  265 THERMAE
  259 AGANIPPE
 
1953 (2)
  253 DERATION
  251 UNMETHODICAL
  245 GLAMOUR / SOPRANO (Right and Left)
  241 MANDOLINE
  237 BASTINADE
 
1953 (1)
  231 PREAMBLE
  229 MASCOT
  227 CATEGORIES
  225 TOUCHSTONES
  219 SOCIALIST
 
1952 (2)
  201 AMETHYST
  196 SHAMAN / SERIAN (Right and Left)
  195 WALLABAS
 
1952 (1)
  192 WATSON
  191 DENIGRATE
  189 SALTIRE
  182 MISTLETOE
 
1951 (2)
  180 HESPER (Printer’s Devilry)
  179 CADRE
  174 ANACREONTICS
  169 HOUSE
 
1951 (1)
  166 RACHIDES

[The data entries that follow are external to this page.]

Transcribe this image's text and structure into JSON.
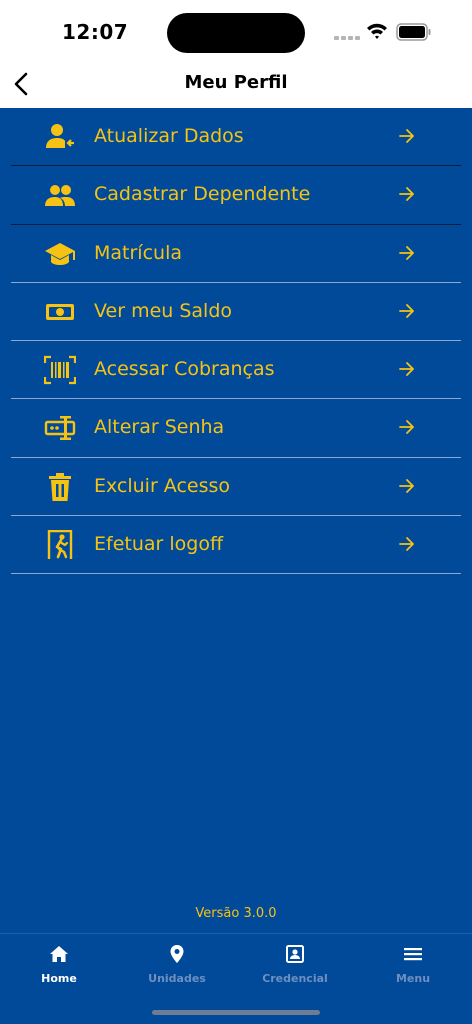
{
  "status_bar": {
    "time": "12:07"
  },
  "header": {
    "title": "Meu Perfil"
  },
  "menu": {
    "items": [
      {
        "label": "Atualizar Dados",
        "icon": "user-edit-icon"
      },
      {
        "label": "Cadastrar Dependente",
        "icon": "users-icon"
      },
      {
        "label": "Matrícula",
        "icon": "graduation-cap-icon"
      },
      {
        "label": "Ver meu Saldo",
        "icon": "money-icon"
      },
      {
        "label": "Acessar Cobranças",
        "icon": "barcode-scan-icon"
      },
      {
        "label": "Alterar Senha",
        "icon": "password-input-icon"
      },
      {
        "label": "Excluir Acesso",
        "icon": "trash-icon"
      },
      {
        "label": "Efetuar logoff",
        "icon": "exit-door-icon"
      }
    ]
  },
  "footer": {
    "version": "Versão 3.0.0"
  },
  "tabs": [
    {
      "label": "Home",
      "icon": "home-icon",
      "active": true
    },
    {
      "label": "Unidades",
      "icon": "location-pin-icon",
      "active": false
    },
    {
      "label": "Credencial",
      "icon": "id-badge-icon",
      "active": false
    },
    {
      "label": "Menu",
      "icon": "hamburger-menu-icon",
      "active": false
    }
  ],
  "colors": {
    "background": "#004A99",
    "accent": "#F6C314",
    "inactive_tab": "#6E8FC0"
  }
}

  163 LORICATE
  160 RASCAL (Printer’s Devilry)
  157 ORANGE
 
1950 (2)
  150 CAPILLAMENTS
  145 STEWART
  139 HECATOMB
 
1950 (1)

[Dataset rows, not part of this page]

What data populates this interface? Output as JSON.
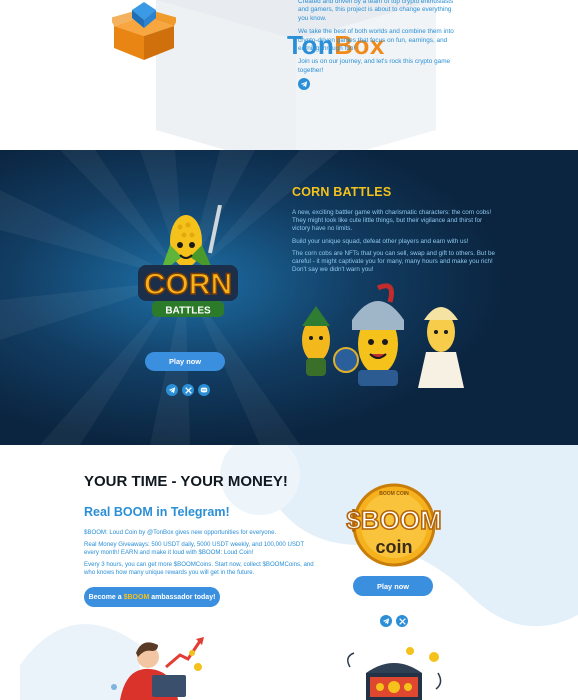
{
  "brand": {
    "logo_ton": "Ton",
    "logo_box": "Box",
    "paragraphs": [
      "Created and driven by a team of top crypto enthusiasts and gamers, this project is about to change everything you know.",
      "We take the best of both worlds and combine them into crypto-driven games that focus on fun, earnings, and earning through fun!",
      "Join us on our journey, and let's rock this crypto game together!"
    ],
    "social_icon": "telegram-icon"
  },
  "corn_battles": {
    "title": "CORN BATTLES",
    "logo_word_top": "CORN",
    "logo_word_bottom": "BATTLES",
    "paragraphs": [
      "A new, exciting battler game with charismatic characters: the corn cobs! They might look like cute little things, but their vigilance and thirst for victory have no limits.",
      "Build your unique squad, defeat other players and earn with us!",
      "The corn cobs are NFTs that you can sell, swap and gift to others. But be careful - it might captivate you for many, many hours and make you rich! Don't say we didn't warn you!"
    ],
    "play_label": "Play now",
    "social_icons": [
      "telegram-icon",
      "x-icon",
      "discord-icon"
    ]
  },
  "money": {
    "title": "YOUR TIME - YOUR MONEY!",
    "subtitle": "Real BOOM in Telegram!",
    "paragraphs": [
      "$BOOM: Loud Coin by @TonBox gives new opportunities for everyone.",
      "Real Money Giveaways: 500 USDT daily, 5000 USDT weekly, and 100,000 USDT every month! EARN and make it loud with $BOOM: Loud Coin!",
      "Every 3 hours, you can get more $BOOMCoins. Start now, collect $BOOMCoins, and who knows how many unique rewards you will get in the future."
    ],
    "ambassador_prefix": "Become a ",
    "ambassador_highlight": "$BOOM",
    "ambassador_suffix": " ambassador today!",
    "coin_line1": "$BOOM",
    "coin_line2": "coin",
    "coin_ring": "BOOM COIN",
    "play_label": "Play now",
    "social_icons": [
      "telegram-icon",
      "x-icon"
    ]
  },
  "colors": {
    "brand_blue": "#2a8fd6",
    "brand_orange": "#f08a1a",
    "corn_bg": "#0d2a47",
    "gold": "#f5c21b",
    "button_blue": "#3b8fdf"
  }
}
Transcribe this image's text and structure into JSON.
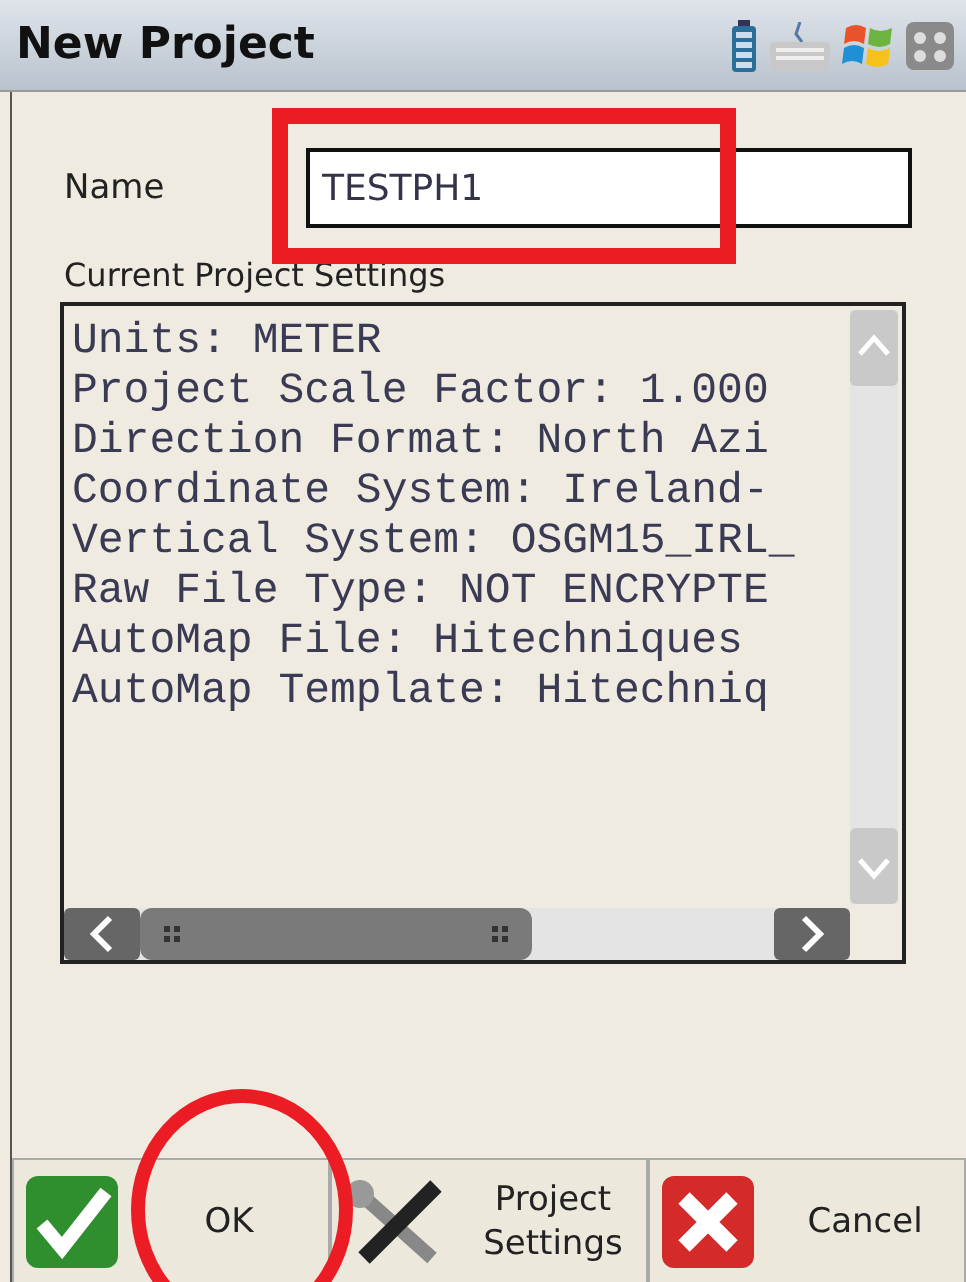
{
  "window": {
    "title": "New Project"
  },
  "name_field": {
    "label": "Name",
    "value": "TESTPH1"
  },
  "settings": {
    "heading": "Current Project Settings",
    "lines": [
      "Units: METER",
      "Project Scale Factor: 1.000",
      "Direction Format: North Azi",
      "Coordinate System: Ireland-",
      "Vertical System: OSGM15_IRL_",
      "Raw File Type: NOT ENCRYPTE",
      "AutoMap File: Hitechniques",
      "AutoMap Template: Hitechniq"
    ]
  },
  "buttons": [
    {
      "kind": "ok",
      "label": "OK"
    },
    {
      "kind": "settings",
      "label": "Project Settings"
    },
    {
      "kind": "cancel",
      "label": "Cancel"
    }
  ]
}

  128 AMMETER (Printer’s Devilry)
  126 RASPBERRY
  121 SNAPSHOT
  118 MARAVEDI
 
1949 (2)
  116 WATERLOO
  114 TAPPIT-HEN

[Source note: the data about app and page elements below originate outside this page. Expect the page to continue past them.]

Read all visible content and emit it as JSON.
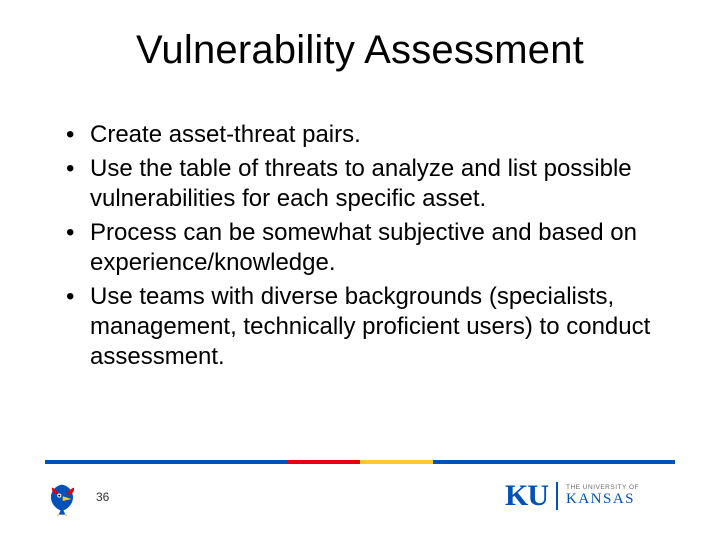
{
  "title": "Vulnerability Assessment",
  "bullets": [
    "Create asset-threat pairs.",
    "Use the table of threats to analyze and list possible vulnerabilities for each specific asset.",
    "Process can be somewhat subjective and based on experience/knowledge.",
    "Use teams with diverse backgrounds (specialists, management, technically proficient users) to conduct assessment."
  ],
  "page_number": "36",
  "ku": {
    "line1": "THE UNIVERSITY OF",
    "line2": "KANSAS",
    "mark": "KU"
  }
}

  113 CRICKETER
  109 PERI
  108 HACKNEY
  107 STRAMASH
  106 HELIOTROPE
 
1949 (1)
  104 STARE (Printer’s Devilry)
  102 ARCHIMEDES
  100 Word containing ADDING
  98 HUMERI
  96 INTERLOCK
  94 SARDELLE
  92 PARTRIDGE
 
1948 (2)
  90 ROTHER
  82 CURARE
  81 CHARADE
  80 GONERIL
 
1948 (1)
  72 TEMPLE BAR
  66 CHRISTMAS PIE or TURKEY CARPET
 
1947 (2)
  63 STILETTO
  59 TAME
  58 ECLIPSE
 


Annual Honours record of S. B. Green
Clues  |  HCs   |  Other competitors
YearPrizes
(1, 2, 3)
VHCsHCsPosition
Ximenes competitions
1962-19632 (1, 1, 0) 7 2 1
1961-19622 (2, 0, 0) 2 6 8
1960-19610 6 5 5
1959-19602 (1, 1, 0) 3 3 4
1958-19591 (0, 0, 1) 6 6 2
1957-19581 (1, 0, 0) 3 8 9
1956-19571 (1, 0, 0) 3 7 8
1955-19560 5 3 10
1954 (2)0 5 6 9
1954 (1)3 (1, 2, 0) 4 4 1
1953 (2)0 5 5 9
1953 (1)0 6 5 6
1952 (2)1 (1, 0, 0) 4 3 4
1952 (1)2 (1, 0, 1) 5 4 2
1951 (2)0 5 4 11
1951 (1)1 (0, 1, 0) 6 4 1
1950 (2)3 (1, 1, 1) 6 3 1
1950 (1)2 (0, 2, 0) 2 4 1
1949 (2)1 (0, 0, 1) 2 7 11
1949 (1)1 (1, 0, 0) 2 7 10
1948 (2)0 5 4 7
1948 (1)2 (2, 0, 0) 2 2 1
1947 (2)1 (0, 0, 1) 5 3 4
1947 (1)3 (1, 1, 1) 5 0 1
1946 (2)2 (1, 1, 0) 5 0 2
1945 (2)3 (0, 1, 2) 3 0 1
1945 (1)1 (1, 0, 0) 2 0 1